As the UIQ Platform Opens, UIQ Closes
Things looked admittedly bleak for UIQ in June, when the mobile software company's code was slated to be integrated into the Symbian Foundation's open source platform. Yesterday it was announced that Motorola and Sony Ericsson, joint owners of UIQ, declared the company insolvent. On December 30th, UIQ filed for bankruptcy (as is required of insolvent companies under Swedish law).
UIQ's chief executive, Johan Sandberg, said that UIQ was surviving on the royalty fees from its intellectual property, and Sony Ericsson and Motorola's decision to work with the Symbian Foundation was the real end for the firm. Motorola discontinued work with UIQ in November, but both it and Sony Ericsson avoided cutting the company loose, in order to allow UIQ and its employees extra time to look for new opportunities.

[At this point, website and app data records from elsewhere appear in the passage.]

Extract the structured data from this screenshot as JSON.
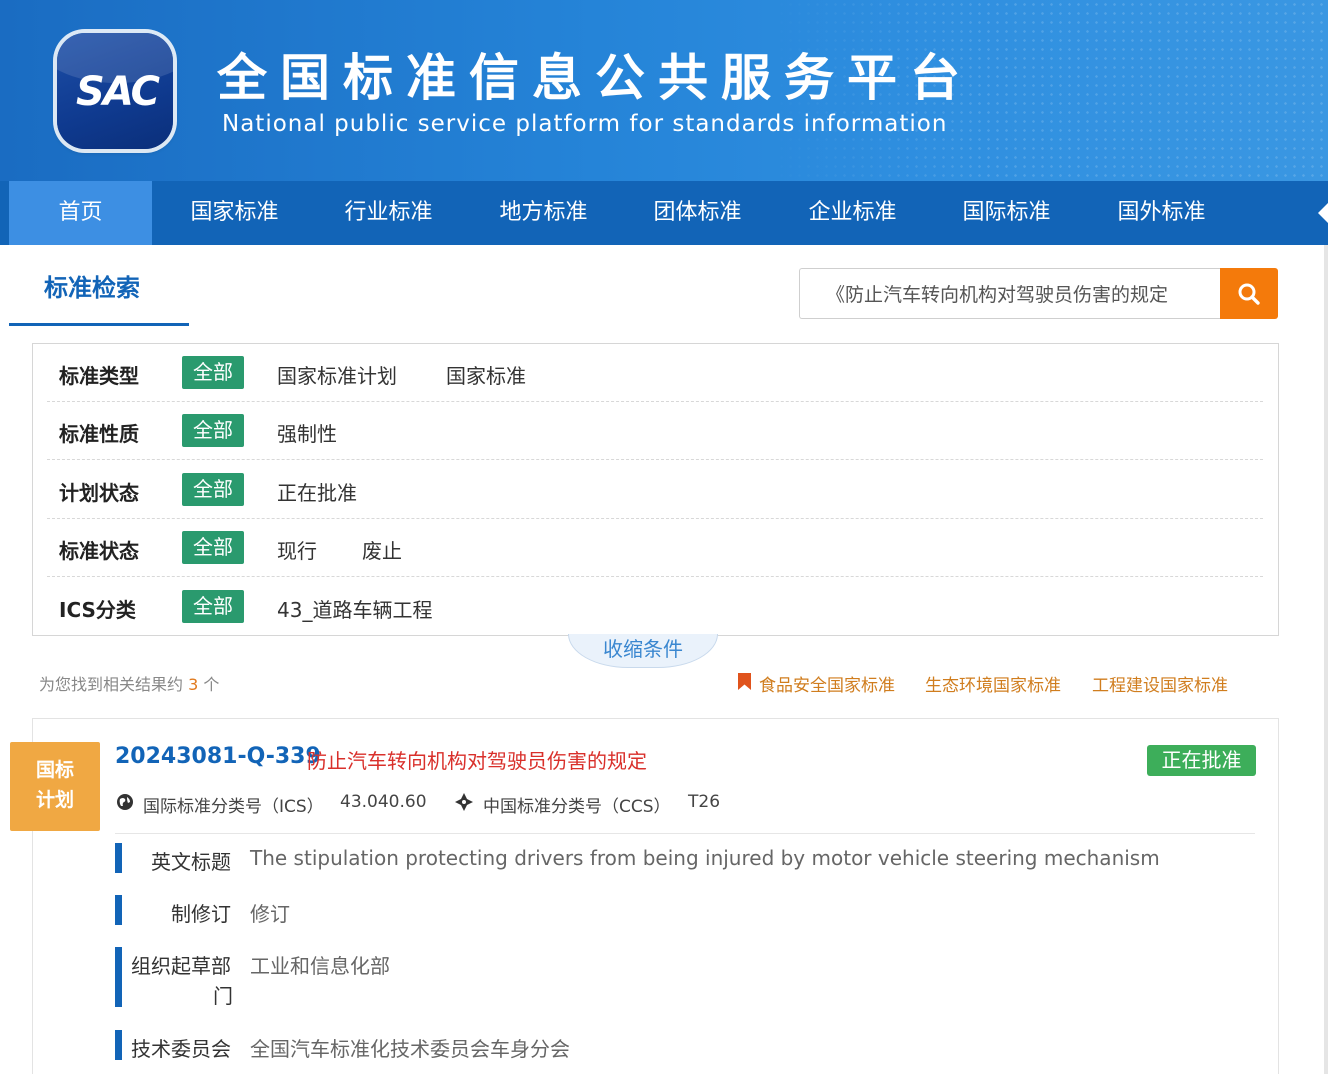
{
  "header": {
    "logo_text": "SAC",
    "title": "全国标准信息公共服务平台",
    "subtitle": "National public service platform  for standards information"
  },
  "nav": {
    "items": [
      "首页",
      "国家标准",
      "行业标准",
      "地方标准",
      "团体标准",
      "企业标准",
      "国际标准",
      "国外标准"
    ],
    "active": "首页"
  },
  "search": {
    "tab_label": "标准检索",
    "query": "《防止汽车转向机构对驾驶员伤害的规定",
    "button_icon": "search-icon"
  },
  "filters": [
    {
      "label": "标准类型",
      "all": "全部",
      "options": [
        "国家标准计划",
        "国家标准"
      ]
    },
    {
      "label": "标准性质",
      "all": "全部",
      "options": [
        "强制性"
      ]
    },
    {
      "label": "计划状态",
      "all": "全部",
      "options": [
        "正在批准"
      ]
    },
    {
      "label": "标准状态",
      "all": "全部",
      "options": [
        "现行",
        "废止"
      ]
    },
    {
      "label": "ICS分类",
      "all": "全部",
      "options": [
        "43_道路车辆工程"
      ]
    }
  ],
  "collapse_label": "收缩条件",
  "results": {
    "count_prefix": "为您找到相关结果约",
    "count": "3",
    "count_suffix": "个"
  },
  "special_links": [
    "食品安全国家标准",
    "生态环境国家标准",
    "工程建设国家标准"
  ],
  "result": {
    "ribbon_line1": "国标",
    "ribbon_line2": "计划",
    "code": "20243081-Q-339",
    "title": "防止汽车转向机构对驾驶员伤害的规定",
    "status": "正在批准",
    "ics_label": "国际标准分类号（ICS）",
    "ics_value": "43.040.60",
    "ccs_label": "中国标准分类号（CCS）",
    "ccs_value": "T26",
    "details": {
      "english_title_label": "英文标题",
      "english_title": "The stipulation protecting drivers from being injured by motor vehicle steering mechanism",
      "revision_label": "制修订",
      "revision": "修订",
      "drafting_dept_label_1": "组织起草部",
      "drafting_dept_label_2": "门",
      "drafting_dept": "工业和信息化部",
      "committee_label": "技术委员会",
      "committee": "全国汽车标准化技术委员会车身分会"
    }
  },
  "colors": {
    "nav_bg": "#1264b7",
    "nav_active": "#3d8fe3",
    "chip_green": "#2a9a6e",
    "search_orange": "#f47a0b",
    "status_green": "#3dae5a",
    "ribbon_orange": "#f0a843",
    "title_red": "#d9302b"
  }
}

It's interesting to look at this story from both sides of the intellectual property argument. It illustrates clearly why companies go to great lengths (and expense) to hold on to and protect intellectual property -- it is a matter of life and death in some instances. Could an open license, implemented from the beginning, save a company from this end, if only because it forces the business to approach the market in a very different manner?

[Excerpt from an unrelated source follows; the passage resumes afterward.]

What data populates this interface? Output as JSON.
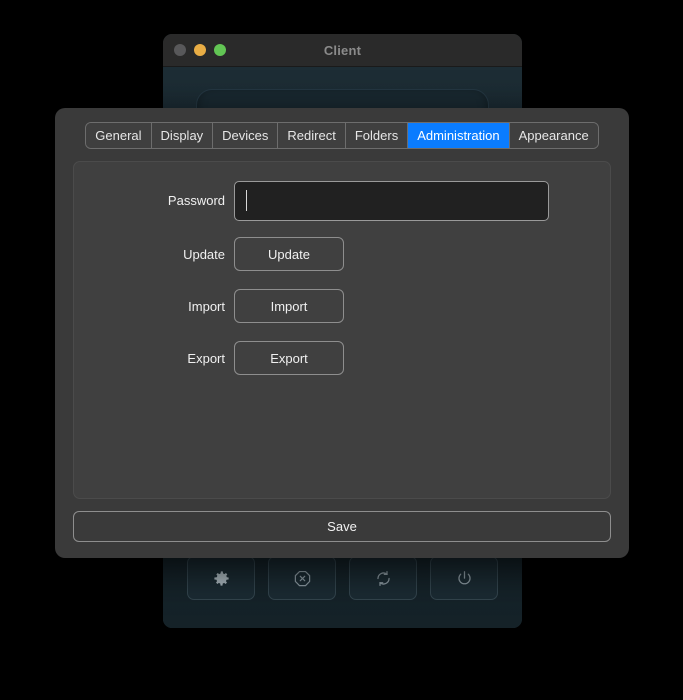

It's difficult to say, even in hindsight. It would seem that choosing the best licensing for your product is as important as -- and integral to -- adapting to change and competition.